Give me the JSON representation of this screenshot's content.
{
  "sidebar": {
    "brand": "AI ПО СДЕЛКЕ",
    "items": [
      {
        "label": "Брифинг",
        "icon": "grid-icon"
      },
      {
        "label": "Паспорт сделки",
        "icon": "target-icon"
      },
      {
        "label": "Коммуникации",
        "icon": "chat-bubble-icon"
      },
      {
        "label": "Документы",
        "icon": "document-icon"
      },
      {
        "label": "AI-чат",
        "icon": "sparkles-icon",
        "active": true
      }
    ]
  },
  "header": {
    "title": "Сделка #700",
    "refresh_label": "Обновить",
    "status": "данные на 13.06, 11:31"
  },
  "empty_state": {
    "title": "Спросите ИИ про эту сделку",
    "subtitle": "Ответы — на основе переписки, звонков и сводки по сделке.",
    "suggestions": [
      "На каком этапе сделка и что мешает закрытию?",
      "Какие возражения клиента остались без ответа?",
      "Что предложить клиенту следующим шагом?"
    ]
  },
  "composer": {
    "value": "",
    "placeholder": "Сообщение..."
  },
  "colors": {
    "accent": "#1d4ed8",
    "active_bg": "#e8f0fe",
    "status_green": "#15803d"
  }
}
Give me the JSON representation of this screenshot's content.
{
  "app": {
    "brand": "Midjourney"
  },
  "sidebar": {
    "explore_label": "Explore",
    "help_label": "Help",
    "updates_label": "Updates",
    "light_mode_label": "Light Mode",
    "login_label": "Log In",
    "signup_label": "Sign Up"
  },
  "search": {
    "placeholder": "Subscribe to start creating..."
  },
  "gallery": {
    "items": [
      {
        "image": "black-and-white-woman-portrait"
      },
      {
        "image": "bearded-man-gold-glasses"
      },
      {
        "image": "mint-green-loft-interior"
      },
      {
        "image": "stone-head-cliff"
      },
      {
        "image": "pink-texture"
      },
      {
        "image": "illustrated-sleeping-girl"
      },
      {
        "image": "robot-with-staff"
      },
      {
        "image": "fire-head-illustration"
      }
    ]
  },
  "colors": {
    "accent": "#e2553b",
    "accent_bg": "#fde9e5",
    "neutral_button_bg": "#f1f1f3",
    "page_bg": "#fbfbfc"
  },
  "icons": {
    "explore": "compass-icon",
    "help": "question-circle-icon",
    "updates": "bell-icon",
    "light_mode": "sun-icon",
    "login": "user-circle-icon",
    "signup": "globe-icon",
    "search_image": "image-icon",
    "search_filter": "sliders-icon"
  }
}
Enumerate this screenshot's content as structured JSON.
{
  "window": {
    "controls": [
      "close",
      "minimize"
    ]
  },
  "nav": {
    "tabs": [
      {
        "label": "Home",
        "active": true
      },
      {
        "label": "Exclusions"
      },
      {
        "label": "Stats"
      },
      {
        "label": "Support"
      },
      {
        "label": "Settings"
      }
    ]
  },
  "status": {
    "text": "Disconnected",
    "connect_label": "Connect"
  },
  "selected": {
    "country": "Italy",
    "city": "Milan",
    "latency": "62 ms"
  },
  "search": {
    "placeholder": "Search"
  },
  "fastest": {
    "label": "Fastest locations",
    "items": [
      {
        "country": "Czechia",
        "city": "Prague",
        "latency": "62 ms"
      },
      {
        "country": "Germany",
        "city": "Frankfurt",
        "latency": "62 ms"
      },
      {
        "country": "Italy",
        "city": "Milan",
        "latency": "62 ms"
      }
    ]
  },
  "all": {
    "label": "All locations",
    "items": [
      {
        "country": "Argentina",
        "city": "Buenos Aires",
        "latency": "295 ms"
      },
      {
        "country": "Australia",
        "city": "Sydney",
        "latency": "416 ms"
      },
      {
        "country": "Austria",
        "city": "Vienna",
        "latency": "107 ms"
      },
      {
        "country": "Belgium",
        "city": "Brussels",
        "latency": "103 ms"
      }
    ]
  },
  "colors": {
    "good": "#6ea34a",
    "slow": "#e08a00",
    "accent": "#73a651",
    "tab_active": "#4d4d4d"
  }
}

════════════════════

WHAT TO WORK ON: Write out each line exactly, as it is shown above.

ANSWER TO THIS TASK:
Give me the JSON representation of this screenshot's content.
{
  "sidebar": {
    "brand": "AI ПО СДЕЛКЕ",
    "items": [
      {
        "label": "Брифинг",
        "icon": "grid-icon"
      },
      {
        "label": "Паспорт сделки",
        "icon": "target-icon"
      },
      {
        "label": "Коммуникации",
        "icon": "chat-bubble-icon"
      },
      {
        "label": "Документы",
        "icon": "document-icon"
      },
      {
        "label": "AI-чат",
        "icon": "sparkles-icon",
        "active": true
      }
    ]
  },
  "header": {
    "title": "Сделка #700",
    "refresh_label": "Обновить",
    "status": "данные на 13.06, 11:31"
  },
  "empty_state": {
    "title": "Спросите ИИ про эту сделку",
    "subtitle": "Ответы — на основе переписки, звонков и сводки по сделке.",
    "suggestions": [
      "На каком этапе сделка и что мешает закрытию?",
      "Какие возражения клиента остались без ответа?",
      "Что предложить клиенту следующим шагом?"
    ]
  },
  "composer": {
    "value": "",
    "placeholder": "Сообщение..."
  },
  "colors": {
    "accent": "#1d4ed8",
    "active_bg": "#e8f0fe",
    "status_green": "#15803d"
  }
}
Give me the JSON representation of this screenshot's content.
{
  "app": {
    "brand": "Midjourney"
  },
  "sidebar": {
    "explore_label": "Explore",
    "help_label": "Help",
    "updates_label": "Updates",
    "light_mode_label": "Light Mode",
    "login_label": "Log In",
    "signup_label": "Sign Up"
  },
  "search": {
    "placeholder": "Subscribe to start creating..."
  },
  "gallery": {
    "items": [
      {
        "image": "black-and-white-woman-portrait"
      },
      {
        "image": "bearded-man-gold-glasses"
      },
      {
        "image": "mint-green-loft-interior"
      },
      {
        "image": "stone-head-cliff"
      },
      {
        "image": "pink-texture"
      },
      {
        "image": "illustrated-sleeping-girl"
      },
      {
        "image": "robot-with-staff"
      },
      {
        "image": "fire-head-illustration"
      }
    ]
  },
  "colors": {
    "accent": "#e2553b",
    "accent_bg": "#fde9e5",
    "neutral_button_bg": "#f1f1f3",
    "page_bg": "#fbfbfc"
  },
  "icons": {
    "explore": "compass-icon",
    "help": "question-circle-icon",
    "updates": "bell-icon",
    "light_mode": "sun-icon",
    "login": "user-circle-icon",
    "signup": "globe-icon",
    "search_image": "image-icon",
    "search_filter": "sliders-icon"
  }
}
Enumerate this screenshot's content as structured JSON.
{
  "window": {
    "controls": [
      "close",
      "minimize"
    ]
  },
  "nav": {
    "tabs": [
      {
        "label": "Home",
        "active": true
      },
      {
        "label": "Exclusions"
      },
      {
        "label": "Stats"
      },
      {
        "label": "Support"
      },
      {
        "label": "Settings"
      }
    ]
  },
  "status": {
    "text": "Disconnected",
    "connect_label": "Connect"
  },
  "selected": {
    "country": "Italy",
    "city": "Milan",
    "latency": "62 ms"
  },
  "search": {
    "placeholder": "Search"
  },
  "fastest": {
    "label": "Fastest locations",
    "items": [
      {
        "country": "Czechia",
        "city": "Prague",
        "latency": "62 ms"
      },
      {
        "country": "Germany",
        "city": "Frankfurt",
        "latency": "62 ms"
      },
      {
        "country": "Italy",
        "city": "Milan",
        "latency": "62 ms"
      }
    ]
  },
  "all": {
    "label": "All locations",
    "items": [
      {
        "country": "Argentina",
        "city": "Buenos Aires",
        "latency": "295 ms"
      },
      {
        "country": "Australia",
        "city": "Sydney",
        "latency": "416 ms"
      },
      {
        "country": "Austria",
        "city": "Vienna",
        "latency": "107 ms"
      },
      {
        "country": "Belgium",
        "city": "Brussels",
        "latency": "103 ms"
      }
    ]
  },
  "colors": {
    "good": "#6ea34a",
    "slow": "#e08a00",
    "accent": "#73a651",
    "tab_active": "#4d4d4d"
  }
}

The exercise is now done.